# WHAT TO PRODUCE:
Determine how many lines in the entries contain the word "JSON", and give that number with no other text.

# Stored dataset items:
————

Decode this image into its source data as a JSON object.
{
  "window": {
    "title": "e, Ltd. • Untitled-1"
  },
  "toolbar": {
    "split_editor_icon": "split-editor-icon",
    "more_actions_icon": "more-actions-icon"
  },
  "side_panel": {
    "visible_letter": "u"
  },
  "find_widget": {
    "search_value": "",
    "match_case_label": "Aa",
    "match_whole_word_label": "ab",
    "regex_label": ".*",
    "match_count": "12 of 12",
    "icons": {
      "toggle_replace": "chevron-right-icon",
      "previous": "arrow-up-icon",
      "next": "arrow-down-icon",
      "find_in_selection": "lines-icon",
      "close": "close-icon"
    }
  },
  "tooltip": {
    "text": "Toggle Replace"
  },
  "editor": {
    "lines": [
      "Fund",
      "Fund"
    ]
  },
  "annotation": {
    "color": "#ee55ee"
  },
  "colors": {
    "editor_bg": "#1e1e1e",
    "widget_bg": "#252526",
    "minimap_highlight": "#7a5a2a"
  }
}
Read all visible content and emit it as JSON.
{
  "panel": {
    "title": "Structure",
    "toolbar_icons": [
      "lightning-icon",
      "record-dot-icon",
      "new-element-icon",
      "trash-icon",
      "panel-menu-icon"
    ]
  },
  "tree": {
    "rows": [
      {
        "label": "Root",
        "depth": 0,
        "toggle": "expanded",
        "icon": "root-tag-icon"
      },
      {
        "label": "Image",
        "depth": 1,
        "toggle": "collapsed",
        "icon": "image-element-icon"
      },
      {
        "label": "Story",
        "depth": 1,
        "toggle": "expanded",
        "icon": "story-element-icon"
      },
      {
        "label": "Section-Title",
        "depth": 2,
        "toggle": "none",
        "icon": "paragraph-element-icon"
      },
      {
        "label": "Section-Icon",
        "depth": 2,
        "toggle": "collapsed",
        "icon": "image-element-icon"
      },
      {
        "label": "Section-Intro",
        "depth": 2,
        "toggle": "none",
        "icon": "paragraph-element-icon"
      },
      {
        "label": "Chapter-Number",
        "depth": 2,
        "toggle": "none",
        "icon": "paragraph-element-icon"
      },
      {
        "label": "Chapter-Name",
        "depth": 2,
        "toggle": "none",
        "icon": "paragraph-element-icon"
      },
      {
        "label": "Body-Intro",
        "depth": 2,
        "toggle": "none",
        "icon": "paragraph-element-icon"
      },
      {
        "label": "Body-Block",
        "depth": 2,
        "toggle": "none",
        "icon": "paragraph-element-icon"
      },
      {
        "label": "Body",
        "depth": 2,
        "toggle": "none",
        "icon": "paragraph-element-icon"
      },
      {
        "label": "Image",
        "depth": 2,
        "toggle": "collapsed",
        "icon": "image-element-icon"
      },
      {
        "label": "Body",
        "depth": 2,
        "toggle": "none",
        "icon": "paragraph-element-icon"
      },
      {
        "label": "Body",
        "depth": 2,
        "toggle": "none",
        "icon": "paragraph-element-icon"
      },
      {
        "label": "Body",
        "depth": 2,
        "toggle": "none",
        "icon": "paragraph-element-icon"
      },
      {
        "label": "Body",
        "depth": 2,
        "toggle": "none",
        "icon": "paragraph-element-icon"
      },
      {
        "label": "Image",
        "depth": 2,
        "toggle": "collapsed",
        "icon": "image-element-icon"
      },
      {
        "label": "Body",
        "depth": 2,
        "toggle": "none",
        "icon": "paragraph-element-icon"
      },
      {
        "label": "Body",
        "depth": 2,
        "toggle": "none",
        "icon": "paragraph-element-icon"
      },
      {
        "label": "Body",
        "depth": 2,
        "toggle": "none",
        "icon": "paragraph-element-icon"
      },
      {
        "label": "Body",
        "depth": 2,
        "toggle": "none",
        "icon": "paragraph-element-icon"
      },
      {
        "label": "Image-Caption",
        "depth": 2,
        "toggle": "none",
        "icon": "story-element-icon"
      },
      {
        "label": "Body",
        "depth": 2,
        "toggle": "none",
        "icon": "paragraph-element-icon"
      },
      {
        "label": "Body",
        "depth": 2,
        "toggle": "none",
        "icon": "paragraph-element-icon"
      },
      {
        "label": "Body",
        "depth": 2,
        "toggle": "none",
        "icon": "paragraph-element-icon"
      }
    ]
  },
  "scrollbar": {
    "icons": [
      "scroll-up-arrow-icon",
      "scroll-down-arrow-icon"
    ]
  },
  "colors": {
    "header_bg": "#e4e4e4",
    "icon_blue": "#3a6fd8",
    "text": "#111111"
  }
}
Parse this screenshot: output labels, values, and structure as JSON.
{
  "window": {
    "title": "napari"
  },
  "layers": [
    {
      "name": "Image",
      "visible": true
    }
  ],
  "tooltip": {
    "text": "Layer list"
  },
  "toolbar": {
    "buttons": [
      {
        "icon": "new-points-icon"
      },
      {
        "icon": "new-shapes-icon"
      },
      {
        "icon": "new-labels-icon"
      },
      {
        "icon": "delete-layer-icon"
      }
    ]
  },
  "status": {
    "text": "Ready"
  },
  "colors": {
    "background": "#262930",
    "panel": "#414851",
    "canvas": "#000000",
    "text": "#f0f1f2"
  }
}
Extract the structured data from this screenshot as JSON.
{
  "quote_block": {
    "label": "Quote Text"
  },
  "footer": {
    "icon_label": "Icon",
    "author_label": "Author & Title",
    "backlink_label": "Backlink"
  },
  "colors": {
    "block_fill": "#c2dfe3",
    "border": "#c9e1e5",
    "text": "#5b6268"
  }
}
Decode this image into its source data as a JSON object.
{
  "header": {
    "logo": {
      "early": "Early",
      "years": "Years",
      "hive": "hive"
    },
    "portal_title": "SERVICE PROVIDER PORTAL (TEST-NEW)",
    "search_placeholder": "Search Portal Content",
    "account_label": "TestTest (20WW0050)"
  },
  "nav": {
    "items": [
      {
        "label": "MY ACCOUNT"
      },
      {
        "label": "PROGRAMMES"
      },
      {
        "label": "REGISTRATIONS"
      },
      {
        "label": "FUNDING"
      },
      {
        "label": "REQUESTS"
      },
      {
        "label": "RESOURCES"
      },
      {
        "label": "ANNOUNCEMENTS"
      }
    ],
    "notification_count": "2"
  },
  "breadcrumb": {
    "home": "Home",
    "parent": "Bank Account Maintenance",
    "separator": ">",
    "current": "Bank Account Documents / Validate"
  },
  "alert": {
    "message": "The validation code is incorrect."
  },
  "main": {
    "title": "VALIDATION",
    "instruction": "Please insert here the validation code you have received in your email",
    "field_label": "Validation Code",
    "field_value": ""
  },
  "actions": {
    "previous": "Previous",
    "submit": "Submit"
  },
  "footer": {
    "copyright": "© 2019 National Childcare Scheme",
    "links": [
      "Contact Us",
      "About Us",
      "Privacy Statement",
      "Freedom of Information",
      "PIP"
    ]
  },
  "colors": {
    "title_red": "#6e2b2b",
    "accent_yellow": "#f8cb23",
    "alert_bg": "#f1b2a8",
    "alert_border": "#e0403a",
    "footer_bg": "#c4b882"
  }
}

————

# TASK OUTPUT:
5